§ **Exercise requirements**
Search the data for "인스턴스" and copy every matching line.

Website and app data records
====

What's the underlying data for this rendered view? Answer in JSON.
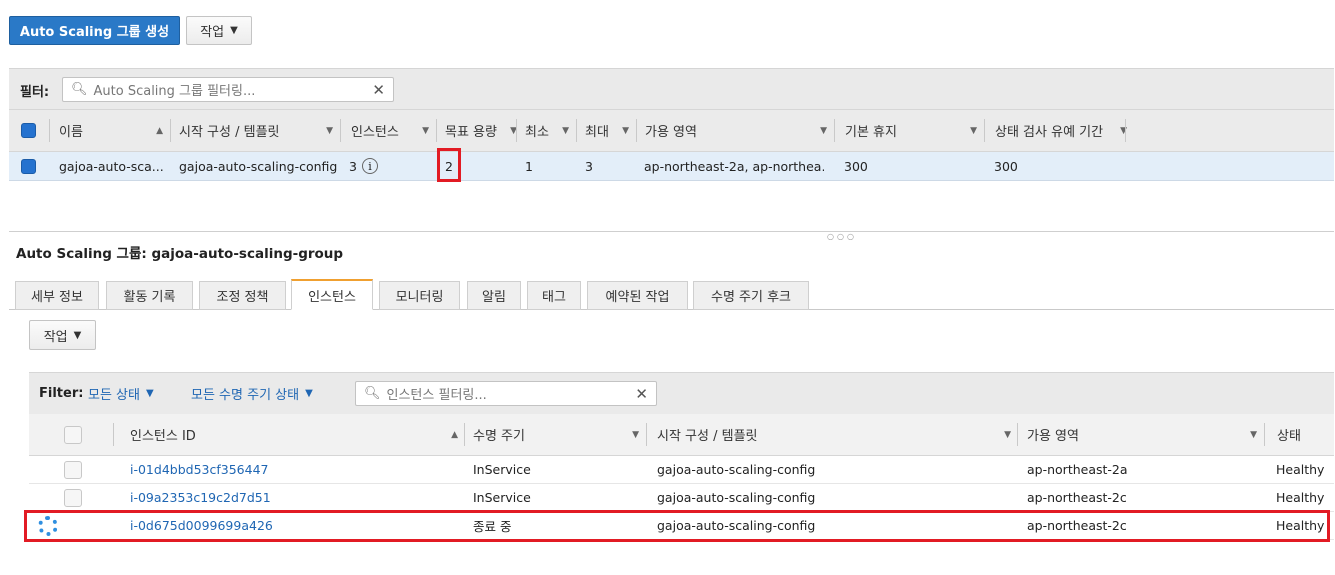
{
  "toolbar": {
    "create_label": "Auto Scaling 그룹 생성",
    "actions_label": "작업"
  },
  "filter": {
    "label": "필터:",
    "placeholder": "Auto Scaling 그룹 필터링..."
  },
  "groups_table": {
    "columns": [
      "이름",
      "시작 구성 / 템플릿",
      "인스턴스",
      "목표 용량",
      "최소",
      "최대",
      "가용 영역",
      "기본 휴지",
      "상태 검사 유예 기간"
    ],
    "row": {
      "name": "gajoa-auto-sca...",
      "launch_config": "gajoa-auto-scaling-config",
      "instances": "3",
      "desired": "2",
      "min": "1",
      "max": "3",
      "zones": "ap-northeast-2a, ap-northea...",
      "cooldown": "300",
      "grace": "300"
    }
  },
  "detail": {
    "title": "Auto Scaling 그룹: gajoa-auto-scaling-group",
    "tabs": [
      "세부 정보",
      "활동 기록",
      "조정 정책",
      "인스턴스",
      "모니터링",
      "알림",
      "태그",
      "예약된 작업",
      "수명 주기 후크"
    ],
    "active_tab": "인스턴스",
    "actions_label": "작업",
    "filter": {
      "label": "Filter:",
      "state": "모든 상태",
      "lifecycle": "모든 수명 주기 상태",
      "placeholder": "인스턴스 필터링..."
    },
    "columns": [
      "인스턴스 ID",
      "수명 주기",
      "시작 구성 / 템플릿",
      "가용 영역",
      "상태"
    ],
    "rows": [
      {
        "id": "i-01d4bbd53cf356447",
        "lifecycle": "InService",
        "config": "gajoa-auto-scaling-config",
        "zone": "ap-northeast-2a",
        "health": "Healthy"
      },
      {
        "id": "i-09a2353c19c2d7d51",
        "lifecycle": "InService",
        "config": "gajoa-auto-scaling-config",
        "zone": "ap-northeast-2c",
        "health": "Healthy"
      },
      {
        "id": "i-0d675d0099699a426",
        "lifecycle": "종료 중",
        "config": "gajoa-auto-scaling-config",
        "zone": "ap-northeast-2c",
        "health": "Healthy"
      }
    ]
  },
  "colors": {
    "primary": "#2a79c7",
    "link": "#1f66b3",
    "highlight": "#e21b24",
    "selected_row": "#e3eef9"
  }
}
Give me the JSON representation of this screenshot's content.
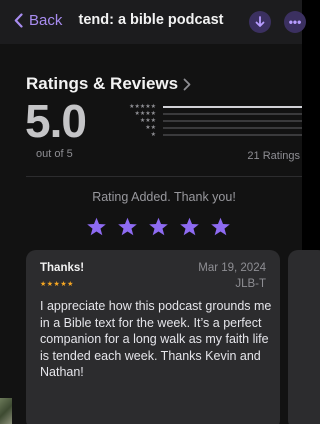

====

§ **Expected answer**
      "인스턴스",
      "인스턴스",
    "active_tab": "인스턴스",
      "placeholder": "인스턴스 필터링..."
      "인스턴스 ID",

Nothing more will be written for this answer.